-------- INFORMATION GIVEN

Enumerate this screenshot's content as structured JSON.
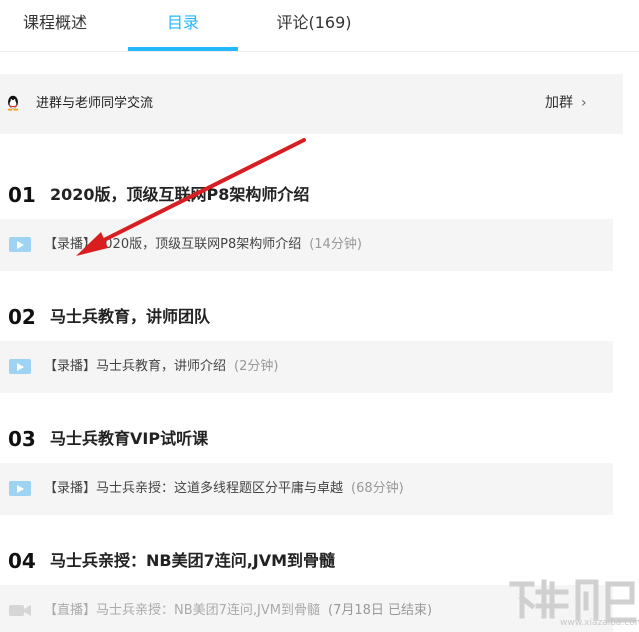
{
  "tabs": [
    {
      "label": "课程概述"
    },
    {
      "label": "目录"
    },
    {
      "label": "评论(169)"
    }
  ],
  "group": {
    "text": "进群与老师同学交流",
    "join_label": "加群"
  },
  "chapters": [
    {
      "num": "01",
      "title": "2020版，顶级互联网P8架构师介绍",
      "lesson": {
        "tag": "【录播】",
        "name": "2020版，顶级互联网P8架构师介绍",
        "duration": "(14分钟)"
      }
    },
    {
      "num": "02",
      "title": "马士兵教育，讲师团队",
      "lesson": {
        "tag": "【录播】",
        "name": "马士兵教育，讲师介绍",
        "duration": "(2分钟)"
      }
    },
    {
      "num": "03",
      "title": "马士兵教育VIP试听课",
      "lesson": {
        "tag": "【录播】",
        "name": "马士兵亲授：这道多线程题区分平庸与卓越",
        "duration": "(68分钟)"
      }
    },
    {
      "num": "04",
      "title": "马士兵亲授：NB美团7连问,JVM到骨髓",
      "lesson": {
        "tag": "【直播】",
        "name": "马士兵亲授：NB美团7连问,JVM到骨髓",
        "duration": "(7月18日 已结束)"
      }
    }
  ],
  "watermark": {
    "text": "www.xiazaiba.com"
  },
  "colors": {
    "accent": "#23b8ff",
    "arrow": "#d81e1e",
    "lesson_bg": "#f5f5f5"
  },
  "icons": [
    "qq-penguin-icon",
    "chevron-right-icon",
    "play-video-icon",
    "video-camera-icon"
  ]
}
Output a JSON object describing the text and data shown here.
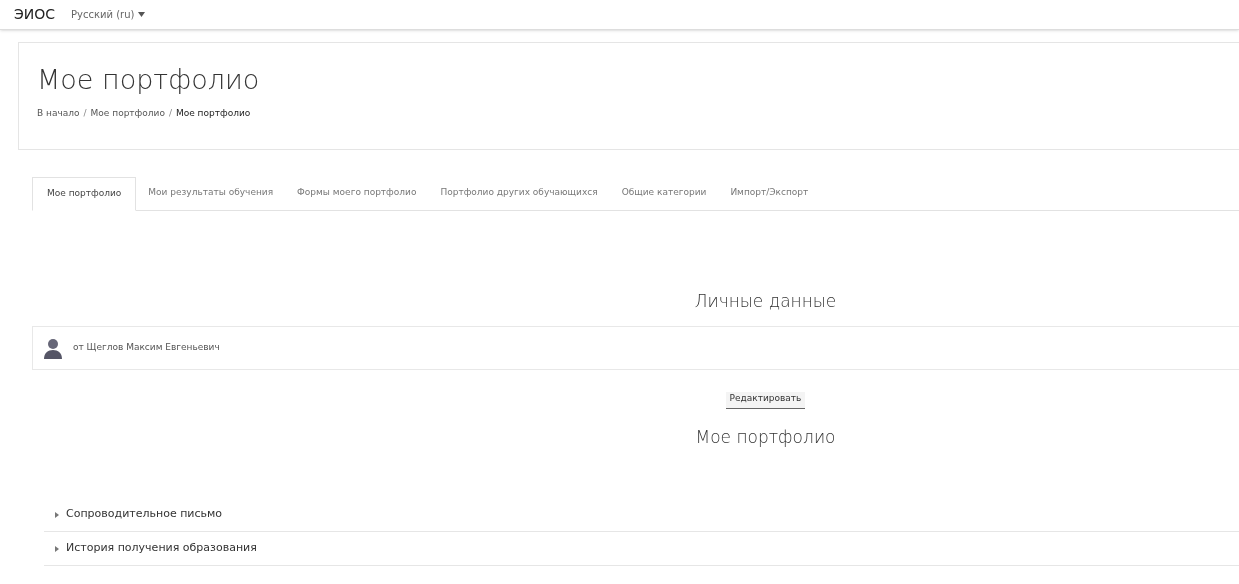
{
  "navbar": {
    "brand": "ЭИОС",
    "language": "Русский (ru)"
  },
  "header": {
    "title": "Мое портфолио",
    "breadcrumb": [
      "В начало",
      "Мое портфолио",
      "Мое портфолио"
    ],
    "breadcrumb_separators": [
      "/",
      "/"
    ]
  },
  "tabs": [
    {
      "label": "Мое портфолио",
      "selected": true
    },
    {
      "label": "Мои результаты обучения",
      "selected": false
    },
    {
      "label": "Формы моего портфолио",
      "selected": false
    },
    {
      "label": "Портфолио других обучающихся",
      "selected": false
    },
    {
      "label": "Общие категории",
      "selected": false
    },
    {
      "label": "Импорт/Экспорт",
      "selected": false
    }
  ],
  "personal": {
    "heading": "Личные данные",
    "author": "от Щеглов Максим Евгеньевич",
    "edit_button": "Редактировать"
  },
  "portfolio": {
    "heading": "Мое портфолио",
    "sections": [
      {
        "label": "Сопроводительное письмо",
        "expanded": false
      },
      {
        "label": "История получения образования",
        "expanded": false
      }
    ]
  }
}
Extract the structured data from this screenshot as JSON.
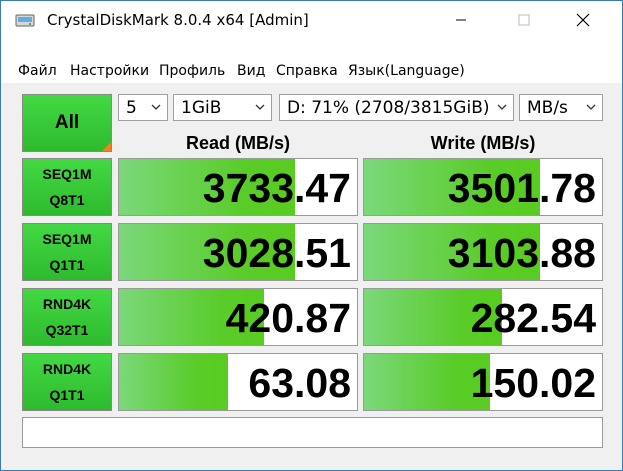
{
  "window": {
    "title": "CrystalDiskMark 8.0.4 x64 [Admin]"
  },
  "menu": [
    "Файл",
    "Настройки",
    "Профиль",
    "Вид",
    "Справка",
    "Язык(Language)"
  ],
  "controls": {
    "all_label": "All",
    "count": "5",
    "size": "1GiB",
    "drive": "D: 71% (2708/3815GiB)",
    "unit": "MB/s"
  },
  "headers": {
    "read": "Read (MB/s)",
    "write": "Write (MB/s)"
  },
  "tests": [
    {
      "line1": "SEQ1M",
      "line2": "Q8T1",
      "read": "3733.47",
      "write": "3501.78",
      "read_fill": 0.74,
      "write_fill": 0.74
    },
    {
      "line1": "SEQ1M",
      "line2": "Q1T1",
      "read": "3028.51",
      "write": "3103.88",
      "read_fill": 0.74,
      "write_fill": 0.74
    },
    {
      "line1": "RND4K",
      "line2": "Q32T1",
      "read": "420.87",
      "write": "282.54",
      "read_fill": 0.61,
      "write_fill": 0.58
    },
    {
      "line1": "RND4K",
      "line2": "Q1T1",
      "read": "63.08",
      "write": "150.02",
      "read_fill": 0.46,
      "write_fill": 0.53
    }
  ],
  "status_text": "",
  "colors": {
    "accent_green": "#2dbb2d",
    "bar_green": "#58cc20",
    "corner_orange": "#f08020",
    "border_blue": "#3a7ab5"
  }
}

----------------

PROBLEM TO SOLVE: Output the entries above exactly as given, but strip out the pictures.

RESPONSE AREA:
Enumerate this screenshot's content as structured JSON.
{
  "tabs": [
    {
      "label": "课程概述"
    },
    {
      "label": "目录"
    },
    {
      "label": "评论(169)"
    }
  ],
  "group": {
    "text": "进群与老师同学交流",
    "join_label": "加群"
  },
  "chapters": [
    {
      "num": "01",
      "title": "2020版，顶级互联网P8架构师介绍",
      "lesson": {
        "tag": "【录播】",
        "name": "2020版，顶级互联网P8架构师介绍",
        "duration": "(14分钟)"
      }
    },
    {
      "num": "02",
      "title": "马士兵教育，讲师团队",
      "lesson": {
        "tag": "【录播】",
        "name": "马士兵教育，讲师介绍",
        "duration": "(2分钟)"
      }
    },
    {
      "num": "03",
      "title": "马士兵教育VIP试听课",
      "lesson": {
        "tag": "【录播】",
        "name": "马士兵亲授：这道多线程题区分平庸与卓越",
        "duration": "(68分钟)"
      }
    },
    {
      "num": "04",
      "title": "马士兵亲授：NB美团7连问,JVM到骨髓",
      "lesson": {
        "tag": "【直播】",
        "name": "马士兵亲授：NB美团7连问,JVM到骨髓",
        "duration": "(7月18日 已结束)"
      }
    }
  ],
  "watermark": {
    "text": "www.xiazaiba.com"
  },
  "colors": {
    "accent": "#23b8ff",
    "arrow": "#d81e1e",
    "lesson_bg": "#f5f5f5"
  },
  "icons": [
    "qq-penguin-icon",
    "chevron-right-icon",
    "play-video-icon",
    "video-camera-icon"
  ]
}
Output a JSON object describing the text and data shown here.
{
  "navbar": {
    "brand": "ЭИОС",
    "language": "Русский (ru)"
  },
  "header": {
    "title": "Мое портфолио",
    "breadcrumb": [
      "В начало",
      "Мое портфолио",
      "Мое портфолио"
    ],
    "breadcrumb_separators": [
      "/",
      "/"
    ]
  },
  "tabs": [
    {
      "label": "Мое портфолио",
      "selected": true
    },
    {
      "label": "Мои результаты обучения",
      "selected": false
    },
    {
      "label": "Формы моего портфолио",
      "selected": false
    },
    {
      "label": "Портфолио других обучающихся",
      "selected": false
    },
    {
      "label": "Общие категории",
      "selected": false
    },
    {
      "label": "Импорт/Экспорт",
      "selected": false
    }
  ],
  "personal": {
    "heading": "Личные данные",
    "author": "от Щеглов Максим Евгеньевич",
    "edit_button": "Редактировать"
  },
  "portfolio": {
    "heading": "Мое портфолио",
    "sections": [
      {
        "label": "Сопроводительное письмо",
        "expanded": false
      },
      {
        "label": "История получения образования",
        "expanded": false
      }
    ]
  }
}
Extract the structured data from this screenshot as JSON.
{
  "window": {
    "title": "CrystalDiskMark 8.0.4 x64 [Admin]"
  },
  "menu": [
    "Файл",
    "Настройки",
    "Профиль",
    "Вид",
    "Справка",
    "Язык(Language)"
  ],
  "controls": {
    "all_label": "All",
    "count": "5",
    "size": "1GiB",
    "drive": "D: 71% (2708/3815GiB)",
    "unit": "MB/s"
  },
  "headers": {
    "read": "Read (MB/s)",
    "write": "Write (MB/s)"
  },
  "tests": [
    {
      "line1": "SEQ1M",
      "line2": "Q8T1",
      "read": "3733.47",
      "write": "3501.78",
      "read_fill": 0.74,
      "write_fill": 0.74
    },
    {
      "line1": "SEQ1M",
      "line2": "Q1T1",
      "read": "3028.51",
      "write": "3103.88",
      "read_fill": 0.74,
      "write_fill": 0.74
    },
    {
      "line1": "RND4K",
      "line2": "Q32T1",
      "read": "420.87",
      "write": "282.54",
      "read_fill": 0.61,
      "write_fill": 0.58
    },
    {
      "line1": "RND4K",
      "line2": "Q1T1",
      "read": "63.08",
      "write": "150.02",
      "read_fill": 0.46,
      "write_fill": 0.53
    }
  ],
  "status_text": "",
  "colors": {
    "accent_green": "#2dbb2d",
    "bar_green": "#58cc20",
    "corner_orange": "#f08020",
    "border_blue": "#3a7ab5"
  }
}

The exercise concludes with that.